She noted that the Association of Southeast Asian Nations (ASEAN) aims to make 23 percent of its primary energy renewable by 2025. Southeast Asia is also moving towards more resilient power supply and grids, greater electrification and energy efficiency, and wider accessibility to low-carbon electricity, with technology acting as force multiplier to all of these trends.
She cautioned that governments should support citizens through disruptions that could result from the green energy transition. “As we accelerate in our transition, we must not forget the three ‘A’s: raising awareness of the potential impact of the transition, helping people adapt to changes, and making green job opportunities accessible to diverse citizens,” she said.
Harnessing the sun
Renewable power is here to stay, declared Frank Phuan, Chief Executive Officer and Co-Founder of the Sunseap Group. He gave an overview of the potential of solar energy to green electricity mixes. While the Solar Energy Research Institute of Singapore has estimated that Singapore could achieve 8.6 gigawatt-peak of solar power by 2050, for example, it could do even better, with ongoing improvements in solar panels and related technologies.

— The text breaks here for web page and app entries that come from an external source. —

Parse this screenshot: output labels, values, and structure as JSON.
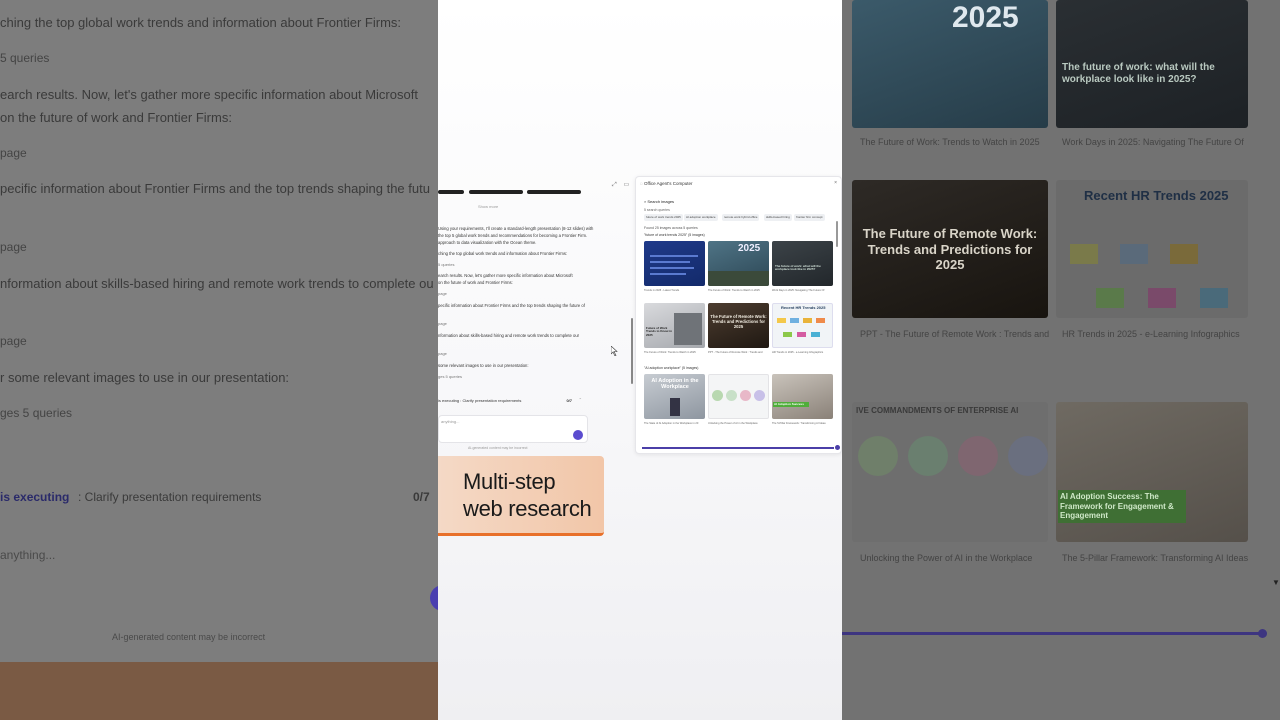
{
  "background_left": {
    "lines": [
      "ching the top global work trends and information about Frontier Firms:",
      "5 queries",
      "earch results. Now, let's gather more specific information about Microsoft",
      "on the future of work and Frontier Firms:",
      "page",
      "pecific information about Frontier Firms and the top trends shaping the futu",
      "page",
      "nformation about skills-based hiring and remote work trends to complete ou",
      "page",
      "r some relevant images to use in our presentation:",
      "ges  5 queries"
    ],
    "status_label": "is executing",
    "status_task": ": Clarify presentation requirements",
    "status_count": "0/7",
    "input_placeholder": "anything...",
    "disclaimer": "AI-generated content may be incorrect"
  },
  "background_right": {
    "tiles": [
      {
        "title": "2025",
        "caption": "The Future of Work: Trends to Watch in 2025"
      },
      {
        "title": "The future of work: what will the workplace look like in 2025?",
        "caption": "Work Days in 2025: Navigating The Future Of"
      },
      {
        "title": "The Future of Remote Work: Trends and Predictions for 2025",
        "caption": "PPT - The Future of Remote Work : Trends and"
      },
      {
        "title": "Recent HR Trends 2025",
        "caption": "HR Trends in 2025 - e-Learning Infographics"
      },
      {
        "title": "IVE COMMANDMENTS OF ENTERPRISE AI",
        "caption": "Unlocking the Power of AI in the Workplace"
      },
      {
        "title": "AI Adoption Success: The Framework for Engagement & Engagement",
        "caption": "The 5-Pillar Framework: Transforming AI Ideas"
      }
    ]
  },
  "chat": {
    "show_more": "Show more",
    "lines": [
      "Using your requirements, I'll create a standard-length presentation (8-12 slides) with",
      "the top 5 global work trends and recommendations for becoming a Frontier Firm.",
      "approach to data visualization with the Ocean theme.",
      "ching the top global work trends and information about Frontier Firms:",
      "5 queries",
      "earch results. Now, let's gather more specific information about Microsoft",
      "on the future of work and Frontier Firms:",
      "page",
      "pecific information about Frontier Firms and the top trends shaping the future of",
      "page",
      "nformation about skills-based hiring and remote work trends to complete our",
      "page",
      "some relevant images to use in our presentation:",
      "ges  5 queries"
    ],
    "status": "is executing : Clarify presentation requirements",
    "status_count": "0/7",
    "input_placeholder": "anything...",
    "disclaimer": "AI-generated content may be incorrect"
  },
  "computer": {
    "title": "Office Agent's Computer",
    "subtitle": "Search images",
    "queries_label": "5 search queries",
    "queries": [
      "future of work trends 2025",
      "AI adoption workplace",
      "remote work hybrid office",
      "skills-based hiring",
      "frontier firm concept"
    ],
    "found": "Found 25 images across 5 queries",
    "group1": "\"future of work trends 2025\" (5 images)",
    "group2": "\"AI adoption workplace\" (5 images)",
    "images": [
      {
        "title": "",
        "caption": "Trends in 2025 - Latest Trends"
      },
      {
        "title": "2025",
        "caption": "The Future of Work: Trends to Watch in 2025"
      },
      {
        "title": "The future of work: what will the workplace look like in 2025?",
        "caption": "Work Days in 2025: Navigating The Future Of"
      },
      {
        "title": "Future of Work Trends to Know in 2025",
        "caption": "The Future of Work: Trends to Watch in 2025"
      },
      {
        "title": "The Future of Remote Work: Trends and Predictions for 2025",
        "caption": "PPT - The Future of Remote Work : Trends and"
      },
      {
        "title": "Recent HR Trends 2025",
        "caption": "HR Trends in 2025 - e-Learning Infographics"
      },
      {
        "title": "AI Adoption in the Workplace",
        "caption": "The State of AI Adoption in the Workplace in 20"
      },
      {
        "title": "",
        "caption": "Unlocking the Power of AI in the Workplace"
      },
      {
        "title": "AI Adoption Success",
        "caption": "The 5-Pillar Framework: Transforming AI Ideas"
      }
    ]
  },
  "label_card": {
    "line1": "Multi-step",
    "line2": "web research"
  },
  "colors": {
    "accent": "#5b4ccf",
    "orange": "#e8702a"
  }
}
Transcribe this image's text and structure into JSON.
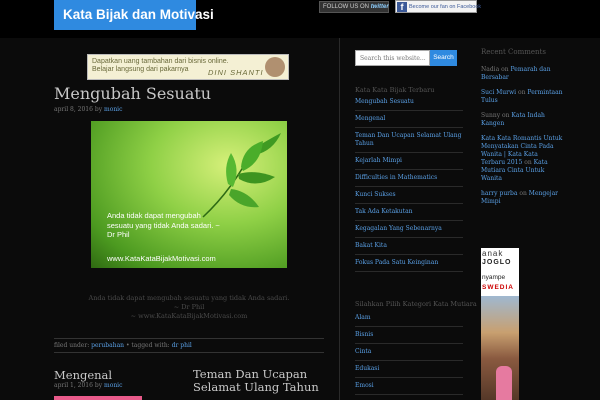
{
  "header": {
    "site_title": "Kata Bijak dan Motivasi",
    "twitter_prefix": "FOLLOW US ON",
    "twitter_brand": "twitter",
    "facebook_label": "Become our fan on Facebook"
  },
  "ad": {
    "text": "Dapatkan uang tambahan dari bisnis online. Belajar langsung dari pakarnya",
    "name": "DINI SHANTI"
  },
  "post": {
    "title": "Mengubah Sesuatu",
    "date": "april 8, 2016",
    "by": "by",
    "author": "monic",
    "image_quote": "Anda tidak dapat mengubah sesuatu yang tidak Anda sadari. ~ Dr Phil",
    "image_url": "www.KataKataBijakMotivasi.com",
    "caption_line1": "Anda tidak dapat mengubah sesuatu yang tidak Anda sadari.",
    "caption_line2": "~ Dr Phil",
    "caption_line3": "~ www.KataKataBijakMotivasi.com",
    "filed_label": "filed under:",
    "category": "perubahan",
    "tagged_label": "• tagged with:",
    "tag": "dr phil"
  },
  "mini_posts": [
    {
      "title": "Mengenal",
      "date": "april 1, 2016",
      "by": "by",
      "author": "monic"
    },
    {
      "title": "Teman Dan Ucapan Selamat Ulang Tahun"
    }
  ],
  "sidebar": {
    "search_placeholder": "Search this website...",
    "search_button": "Search",
    "widget1_title": "Kata Kata Bijak Terbaru",
    "recent_posts": [
      "Mengubah Sesuatu",
      "Mengenal",
      "Teman Dan Ucapan Selamat Ulang Tahun",
      "Kejarlah Mimpi",
      "Difficulties in Mathematics",
      "Kunci Sukses",
      "Tak Ada Ketakutan",
      "Kegagalan Yang Sebenarnya",
      "Bakat Kita",
      "Fokus Pada Satu Keinginan"
    ],
    "widget2_title": "Silahkan Pilih Kategori Kata Mutiara",
    "categories": [
      "Alam",
      "Bisnis",
      "Cinta",
      "Edukasi",
      "Emosi"
    ]
  },
  "recent_comments": {
    "title": "Recent Comments",
    "items": [
      {
        "author": "Nadia",
        "on": "on",
        "post": "Pemarah dan Bersabar"
      },
      {
        "author": "Suci Murwi",
        "on": "on",
        "post": "Permintaan Tulus"
      },
      {
        "author": "Sunny",
        "on": "on",
        "post": "Kata Indah Kangen"
      },
      {
        "author": "Kata Kata Romantis Untuk Menyatakan Cinta Pada Wanita | Kata Kata Terbaru 2015",
        "on": "on",
        "post": "Kata Mutiara Cinta Untuk Wanita"
      },
      {
        "author": "harry purba",
        "on": "on",
        "post": "Mengejar Mimpi"
      }
    ]
  },
  "promo": {
    "line1": "anak",
    "line2": "JOGLO",
    "line3": "nyampe",
    "line4": "SWEDIA"
  },
  "colors": {
    "accent": "#2f8ae0",
    "link": "#5aa0e6",
    "background": "#0b0b0b"
  }
}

Phuan pointed out that cities can install solar panels on a wide variety of horizontal and vertical surfaces. These include solar panels on rooftops and floating solar panel systems on reservoirs and the sea. “Putting floating solar panels on reservoirs would also help us to retain more water in the reservoirs, by reducing the rate of evaporation,” he said.
Vertical facades of buildings are another ripe area for solar panel installations, he continued. “There’s also solar fencing, where you use vertical, bifacial solar panels that produce power on both sides as fencing. We can also think about using solar panels as sound barriers along train tracks,” he added.
He predicted: “In this generation, we are going to see an energy transition from a carbonised one to a decarbonised one, and this change is going to accelerate so much that we will find solar panels commonplace in the future. Think about this: every megawatt of solar panels that we install in and around Singapore is equivalent to planting 15,000 trees. All of us can do so much by choosing clean power, and installing solar panel systems.”